Michael Jackson; King of Pop who had respect and love for his music in society.



Leaving Neverland: Is Michael Jackson's legacy ruined? - BBC News


I think he composed good music and made history and even when he died we still remember him in our hearts but also at the time he was criticized for his drastic change in skin color because he was black and turned white. He was judged by everyone, but he actually had a disease called vitiligo that has no cure. He said that he loved his dark skin tone and was not ashamed of it. He faced the division of prejudice and he created respect and understanding with his music.

MJ was an American singer, songwriter and dancer dubbed the “King of Pop“. He is regarded as one of the most significant cultural figures of the 20th century. Over a four-decade career, his contributions to music, dance and fashion, along with his publicized personal life, made him a global figure in popular culture. Jackson influenced artists across many music genres; through stage and video performances, he popularized complicated dance moves such as the moonwalk, to which he gave the name, as well as the robot.
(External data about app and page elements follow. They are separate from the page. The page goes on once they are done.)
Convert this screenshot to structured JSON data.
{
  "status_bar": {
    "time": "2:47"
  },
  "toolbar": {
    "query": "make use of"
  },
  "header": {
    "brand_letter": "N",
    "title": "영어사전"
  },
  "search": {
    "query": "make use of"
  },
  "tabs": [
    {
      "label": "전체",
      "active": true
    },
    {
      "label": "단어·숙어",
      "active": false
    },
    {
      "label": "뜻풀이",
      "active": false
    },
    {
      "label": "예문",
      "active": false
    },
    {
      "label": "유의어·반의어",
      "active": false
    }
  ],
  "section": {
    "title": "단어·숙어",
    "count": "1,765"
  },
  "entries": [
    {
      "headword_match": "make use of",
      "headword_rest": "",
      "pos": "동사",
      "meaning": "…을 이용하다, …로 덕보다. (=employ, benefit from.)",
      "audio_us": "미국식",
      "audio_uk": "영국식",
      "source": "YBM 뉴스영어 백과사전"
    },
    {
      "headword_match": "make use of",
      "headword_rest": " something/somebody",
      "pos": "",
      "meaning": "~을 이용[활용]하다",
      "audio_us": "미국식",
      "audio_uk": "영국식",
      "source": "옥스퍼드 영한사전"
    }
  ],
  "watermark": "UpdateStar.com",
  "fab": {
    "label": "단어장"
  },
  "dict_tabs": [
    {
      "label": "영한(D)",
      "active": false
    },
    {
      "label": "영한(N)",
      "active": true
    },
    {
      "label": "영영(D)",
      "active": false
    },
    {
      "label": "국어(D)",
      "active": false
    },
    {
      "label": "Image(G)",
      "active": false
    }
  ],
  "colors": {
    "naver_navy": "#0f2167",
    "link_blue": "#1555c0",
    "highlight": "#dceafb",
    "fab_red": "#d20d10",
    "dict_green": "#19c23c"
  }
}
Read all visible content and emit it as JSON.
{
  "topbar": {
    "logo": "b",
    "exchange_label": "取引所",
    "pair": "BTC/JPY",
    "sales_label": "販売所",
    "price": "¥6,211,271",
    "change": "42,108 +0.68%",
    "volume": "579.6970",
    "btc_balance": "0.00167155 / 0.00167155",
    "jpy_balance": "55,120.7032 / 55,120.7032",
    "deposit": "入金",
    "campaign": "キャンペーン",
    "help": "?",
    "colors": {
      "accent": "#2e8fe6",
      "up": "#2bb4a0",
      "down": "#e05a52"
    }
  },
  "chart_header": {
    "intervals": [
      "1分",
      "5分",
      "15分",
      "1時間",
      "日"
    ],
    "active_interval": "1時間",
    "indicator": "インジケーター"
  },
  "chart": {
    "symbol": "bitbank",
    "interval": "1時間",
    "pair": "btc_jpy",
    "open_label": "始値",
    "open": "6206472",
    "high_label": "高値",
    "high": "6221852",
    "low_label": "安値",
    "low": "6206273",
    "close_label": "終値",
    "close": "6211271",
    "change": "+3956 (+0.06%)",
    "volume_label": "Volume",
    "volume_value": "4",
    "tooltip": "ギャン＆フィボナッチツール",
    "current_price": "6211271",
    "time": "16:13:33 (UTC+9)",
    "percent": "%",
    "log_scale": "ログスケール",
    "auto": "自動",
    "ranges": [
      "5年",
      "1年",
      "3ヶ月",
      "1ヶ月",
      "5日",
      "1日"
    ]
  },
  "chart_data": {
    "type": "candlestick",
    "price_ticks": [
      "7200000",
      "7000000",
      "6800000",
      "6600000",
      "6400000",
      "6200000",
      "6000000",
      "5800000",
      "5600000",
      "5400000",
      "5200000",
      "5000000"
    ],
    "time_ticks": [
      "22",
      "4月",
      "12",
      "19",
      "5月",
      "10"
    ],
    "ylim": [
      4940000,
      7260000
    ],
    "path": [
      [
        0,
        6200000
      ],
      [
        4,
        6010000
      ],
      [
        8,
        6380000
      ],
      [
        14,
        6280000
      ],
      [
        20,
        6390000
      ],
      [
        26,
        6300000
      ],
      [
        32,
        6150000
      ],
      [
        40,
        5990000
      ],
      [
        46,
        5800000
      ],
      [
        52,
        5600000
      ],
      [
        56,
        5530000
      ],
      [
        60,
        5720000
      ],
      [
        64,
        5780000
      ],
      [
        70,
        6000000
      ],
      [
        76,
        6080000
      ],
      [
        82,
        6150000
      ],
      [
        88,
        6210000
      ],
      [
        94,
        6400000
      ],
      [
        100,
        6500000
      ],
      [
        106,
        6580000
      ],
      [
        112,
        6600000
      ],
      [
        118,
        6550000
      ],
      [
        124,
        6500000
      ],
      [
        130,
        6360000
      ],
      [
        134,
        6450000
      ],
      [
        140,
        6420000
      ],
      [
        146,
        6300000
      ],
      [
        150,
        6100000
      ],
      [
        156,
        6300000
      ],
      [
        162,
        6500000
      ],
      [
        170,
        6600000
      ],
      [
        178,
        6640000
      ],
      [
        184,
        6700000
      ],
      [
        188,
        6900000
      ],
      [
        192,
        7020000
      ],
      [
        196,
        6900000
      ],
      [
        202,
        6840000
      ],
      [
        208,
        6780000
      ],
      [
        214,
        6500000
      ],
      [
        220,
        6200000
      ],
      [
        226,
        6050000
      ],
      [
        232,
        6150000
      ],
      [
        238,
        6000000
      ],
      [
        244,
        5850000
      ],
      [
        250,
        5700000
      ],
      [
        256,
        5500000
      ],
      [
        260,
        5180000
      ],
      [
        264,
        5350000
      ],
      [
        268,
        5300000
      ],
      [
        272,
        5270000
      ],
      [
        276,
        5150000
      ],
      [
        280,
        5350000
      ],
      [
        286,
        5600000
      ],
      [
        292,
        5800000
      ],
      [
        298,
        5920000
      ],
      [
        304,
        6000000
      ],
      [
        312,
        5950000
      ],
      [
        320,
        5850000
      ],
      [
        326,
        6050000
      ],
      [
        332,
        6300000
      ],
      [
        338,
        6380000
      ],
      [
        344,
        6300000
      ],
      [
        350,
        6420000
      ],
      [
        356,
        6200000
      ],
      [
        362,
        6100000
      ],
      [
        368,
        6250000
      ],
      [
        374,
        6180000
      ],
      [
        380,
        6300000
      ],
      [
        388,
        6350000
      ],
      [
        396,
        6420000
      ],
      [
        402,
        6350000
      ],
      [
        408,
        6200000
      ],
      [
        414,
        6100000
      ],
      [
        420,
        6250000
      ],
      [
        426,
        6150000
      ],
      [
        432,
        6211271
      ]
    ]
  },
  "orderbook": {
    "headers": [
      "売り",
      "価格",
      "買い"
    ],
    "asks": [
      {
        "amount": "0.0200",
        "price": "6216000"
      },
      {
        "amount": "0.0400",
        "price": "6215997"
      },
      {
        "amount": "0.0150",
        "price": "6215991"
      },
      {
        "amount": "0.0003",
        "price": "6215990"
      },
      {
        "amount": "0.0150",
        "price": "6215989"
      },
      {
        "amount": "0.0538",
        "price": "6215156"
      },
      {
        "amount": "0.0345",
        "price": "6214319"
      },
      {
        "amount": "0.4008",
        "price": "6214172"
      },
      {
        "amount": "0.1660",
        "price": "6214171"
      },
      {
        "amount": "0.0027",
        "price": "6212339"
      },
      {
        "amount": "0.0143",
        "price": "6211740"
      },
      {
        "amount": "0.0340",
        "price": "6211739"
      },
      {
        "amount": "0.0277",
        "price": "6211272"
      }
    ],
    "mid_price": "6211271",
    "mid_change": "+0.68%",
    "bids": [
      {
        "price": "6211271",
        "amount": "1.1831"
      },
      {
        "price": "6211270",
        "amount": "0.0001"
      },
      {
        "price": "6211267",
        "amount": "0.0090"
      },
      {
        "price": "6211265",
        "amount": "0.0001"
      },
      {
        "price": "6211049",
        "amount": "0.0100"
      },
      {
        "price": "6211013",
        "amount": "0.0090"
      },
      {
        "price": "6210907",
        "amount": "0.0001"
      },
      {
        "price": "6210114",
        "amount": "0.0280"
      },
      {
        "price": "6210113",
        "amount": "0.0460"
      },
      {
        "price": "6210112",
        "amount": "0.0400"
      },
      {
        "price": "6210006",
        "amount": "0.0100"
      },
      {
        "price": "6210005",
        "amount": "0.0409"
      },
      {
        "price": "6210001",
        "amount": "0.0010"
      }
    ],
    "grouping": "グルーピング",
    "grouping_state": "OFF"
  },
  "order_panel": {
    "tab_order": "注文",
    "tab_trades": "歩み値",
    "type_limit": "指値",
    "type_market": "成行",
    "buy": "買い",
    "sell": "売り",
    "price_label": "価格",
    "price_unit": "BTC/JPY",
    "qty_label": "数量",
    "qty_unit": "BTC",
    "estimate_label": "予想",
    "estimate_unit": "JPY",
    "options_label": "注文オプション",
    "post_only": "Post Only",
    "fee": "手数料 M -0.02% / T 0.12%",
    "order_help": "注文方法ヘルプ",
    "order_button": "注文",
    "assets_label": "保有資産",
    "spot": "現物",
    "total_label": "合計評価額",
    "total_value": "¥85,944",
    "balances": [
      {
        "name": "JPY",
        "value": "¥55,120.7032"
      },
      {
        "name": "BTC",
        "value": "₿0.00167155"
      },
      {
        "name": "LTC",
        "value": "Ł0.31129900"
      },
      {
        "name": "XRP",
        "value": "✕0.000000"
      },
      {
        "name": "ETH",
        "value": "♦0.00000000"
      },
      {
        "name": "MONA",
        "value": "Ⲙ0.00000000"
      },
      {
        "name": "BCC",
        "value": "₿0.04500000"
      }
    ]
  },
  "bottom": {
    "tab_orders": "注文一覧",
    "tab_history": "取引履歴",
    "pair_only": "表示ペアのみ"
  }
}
He is the most awarded individual music artist in history.

The eighth child of the Jackson family, Jackson made his professional debut in 1964 with his elder brothers Jackie, Tito, Jermaine and Marlon as a member of the Jackson 5 later known as the Jacksons. Jackson began his solo career in 1971 while at Motown Records. He became a solo star with his 1979 album Off the Wall. His music videos, including those for “Beat It“, “Billie Jean” and “Thriller” from his 1982 album Thriller, are credited with breaking racial barriers and transforming the medium into an artform and promotional tool. He helped propel the success of MTV and continued to innovate with videos for the albums Bad (1987), Dangerous (1991) and HIStory: Past, Present and Future, Book I (1995). Thriller became the best-selling album of all time, while Bad was the first album to produce five U.S. Billboard Hot 100.